  2. Robot: Robotics systems are a valuable asset for establishing production and quality systems. When evaluating the production system, always review potential fixes through robot improvements, end of arm tooling or programming changes.
  3. Automation: Other sources of automation should also be reviewed. For instance, if a quality concern keeps repeating itself, look for solutions through automation development. Involve everyone on your production team to fully assess what failures exist within the production system and utilize your engineers to develop working solutions. Better equip your operators and personnel to remove problematic conditions from the production equation.


Preventative maintenance is a key measurable in the Machinery/Equipment category. Unscheduled downtime seriously impedes production efficiencies due to the nature of unexpected system failures and the resulting unprepared approach towards resolution. Scheduled maintenance events are by far the best way to prevent poor performance. Here are some of the areas where preventative maintenance can prevent unscheduled break downs. Each of these components should have their own maintenance log to help establish what concerns are and what frequency of inspection needs to be:


  1. Molding machine: Press breakdowns can be avoided with a regular inspection system in place. Here are some of the primary inspections and a recommended frequency for performing them:
  • Hydraulic Fluid- Quarterly: Fluid samples should be taken and sent to a screener to evaluate metal content and viscosity break down.
  • Hoses- Weekly: Inspect hoses for signs of wear, rubbing or blistering.
  • Screw- Bi-Annually: Remove screw for inspection. Measure flights and shank to determine whether wear is becoming an issue. Also measure the metering zone of the barrel to verify condition.
  • Electrical-Weekly: Look for unsafe conditions and integrity of connectors.
  • Heater Bands- Monthly: Verify that all bands are in working condition


  1. Tooling- It is important to note that a simple 10-minute inspection of every mold per shift can identify problems and prevent hours of down time due to dry slides, pins, etc. Keep detailed records of mold repairs and use them to develop preventative maintenance events and timing. In a short-run shop, simple teardown and cleaning should occur after every run. In cases where molds run for extended periods of time, regular inspection should occur and molds should be torn down and cleaned bi-weekly. In all cases, cleaning frequencies should be developed based on mold history to prevent breakage through intervention and care.

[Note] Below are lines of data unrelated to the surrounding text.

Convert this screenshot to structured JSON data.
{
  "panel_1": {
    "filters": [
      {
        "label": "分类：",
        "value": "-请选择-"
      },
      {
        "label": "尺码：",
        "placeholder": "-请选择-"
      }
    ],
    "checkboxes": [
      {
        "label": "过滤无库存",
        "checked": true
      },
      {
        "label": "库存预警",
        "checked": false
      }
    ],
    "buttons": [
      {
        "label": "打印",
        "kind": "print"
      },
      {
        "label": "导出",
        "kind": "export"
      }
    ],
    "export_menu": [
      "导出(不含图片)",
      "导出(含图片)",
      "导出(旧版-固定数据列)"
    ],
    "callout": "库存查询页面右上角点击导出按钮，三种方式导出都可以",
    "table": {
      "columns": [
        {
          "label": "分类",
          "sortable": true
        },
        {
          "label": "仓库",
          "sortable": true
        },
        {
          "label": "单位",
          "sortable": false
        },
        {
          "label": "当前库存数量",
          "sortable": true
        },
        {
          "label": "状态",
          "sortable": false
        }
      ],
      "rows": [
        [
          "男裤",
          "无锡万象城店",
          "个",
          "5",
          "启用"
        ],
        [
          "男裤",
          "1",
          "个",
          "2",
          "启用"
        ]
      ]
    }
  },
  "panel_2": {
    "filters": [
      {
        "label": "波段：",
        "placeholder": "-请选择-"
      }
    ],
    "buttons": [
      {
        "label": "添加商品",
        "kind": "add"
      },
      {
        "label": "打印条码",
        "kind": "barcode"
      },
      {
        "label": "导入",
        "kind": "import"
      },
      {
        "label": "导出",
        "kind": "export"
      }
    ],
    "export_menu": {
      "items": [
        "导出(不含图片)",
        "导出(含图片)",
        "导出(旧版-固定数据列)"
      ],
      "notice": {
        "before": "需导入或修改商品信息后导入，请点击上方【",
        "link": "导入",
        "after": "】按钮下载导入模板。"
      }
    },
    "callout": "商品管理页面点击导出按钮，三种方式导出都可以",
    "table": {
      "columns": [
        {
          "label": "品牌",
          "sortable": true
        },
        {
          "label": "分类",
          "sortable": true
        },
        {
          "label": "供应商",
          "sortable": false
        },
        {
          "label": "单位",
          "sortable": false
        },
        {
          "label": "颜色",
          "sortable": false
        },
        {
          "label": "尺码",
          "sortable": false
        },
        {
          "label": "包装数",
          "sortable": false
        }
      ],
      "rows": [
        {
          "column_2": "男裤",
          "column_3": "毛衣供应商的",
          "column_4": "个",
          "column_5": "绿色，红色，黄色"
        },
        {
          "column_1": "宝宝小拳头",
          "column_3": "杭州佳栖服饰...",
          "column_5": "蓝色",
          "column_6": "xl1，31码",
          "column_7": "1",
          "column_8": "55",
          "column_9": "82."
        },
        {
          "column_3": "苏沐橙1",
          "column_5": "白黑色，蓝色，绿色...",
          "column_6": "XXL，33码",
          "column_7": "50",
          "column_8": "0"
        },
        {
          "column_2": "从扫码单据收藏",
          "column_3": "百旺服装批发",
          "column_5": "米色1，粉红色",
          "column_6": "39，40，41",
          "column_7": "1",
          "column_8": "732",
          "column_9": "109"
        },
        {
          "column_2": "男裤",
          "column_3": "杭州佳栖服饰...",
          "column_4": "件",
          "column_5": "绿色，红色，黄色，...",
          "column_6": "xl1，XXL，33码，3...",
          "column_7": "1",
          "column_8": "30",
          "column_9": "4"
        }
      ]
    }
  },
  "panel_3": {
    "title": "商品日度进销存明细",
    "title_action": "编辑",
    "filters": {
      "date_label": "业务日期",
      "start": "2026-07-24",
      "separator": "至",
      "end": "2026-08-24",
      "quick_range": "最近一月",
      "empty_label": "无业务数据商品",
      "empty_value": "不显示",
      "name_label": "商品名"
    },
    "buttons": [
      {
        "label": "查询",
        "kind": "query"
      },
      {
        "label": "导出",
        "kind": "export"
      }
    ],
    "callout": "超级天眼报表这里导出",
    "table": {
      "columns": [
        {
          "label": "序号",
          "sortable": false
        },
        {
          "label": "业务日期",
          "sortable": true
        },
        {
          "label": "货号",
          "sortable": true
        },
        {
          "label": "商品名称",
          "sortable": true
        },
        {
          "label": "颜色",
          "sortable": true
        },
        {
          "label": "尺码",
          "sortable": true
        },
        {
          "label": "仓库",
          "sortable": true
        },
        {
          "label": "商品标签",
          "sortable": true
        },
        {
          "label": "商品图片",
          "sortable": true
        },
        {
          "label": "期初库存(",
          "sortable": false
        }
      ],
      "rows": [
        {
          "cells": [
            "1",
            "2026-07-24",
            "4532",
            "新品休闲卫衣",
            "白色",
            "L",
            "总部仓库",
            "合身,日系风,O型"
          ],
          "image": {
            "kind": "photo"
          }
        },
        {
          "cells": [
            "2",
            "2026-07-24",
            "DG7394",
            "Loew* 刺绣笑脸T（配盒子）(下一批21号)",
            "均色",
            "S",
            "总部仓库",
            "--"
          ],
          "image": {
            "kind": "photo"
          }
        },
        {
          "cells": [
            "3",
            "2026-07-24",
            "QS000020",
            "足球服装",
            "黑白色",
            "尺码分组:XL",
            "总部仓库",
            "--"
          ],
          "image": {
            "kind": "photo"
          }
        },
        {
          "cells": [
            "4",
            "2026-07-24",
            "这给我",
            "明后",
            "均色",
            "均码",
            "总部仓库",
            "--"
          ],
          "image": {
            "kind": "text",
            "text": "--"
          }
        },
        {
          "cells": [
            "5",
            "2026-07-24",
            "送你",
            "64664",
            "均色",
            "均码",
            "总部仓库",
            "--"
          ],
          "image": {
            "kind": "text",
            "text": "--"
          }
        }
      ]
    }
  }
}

Garrett MacKenzie is the owner and editor of Mackenzie started in plastics at the age of 19 as an operator, eventually moving up through the ranks to engineering and management over a 29-year timeframe. He currently works as a plastic injection consultant in engineering and training capacities. He can be contacted at


Next week, Part 5 in The Five “Ms” of Molding: Method

Read Part 1, Man

Read Part 2, Mold

Read Part 3, Material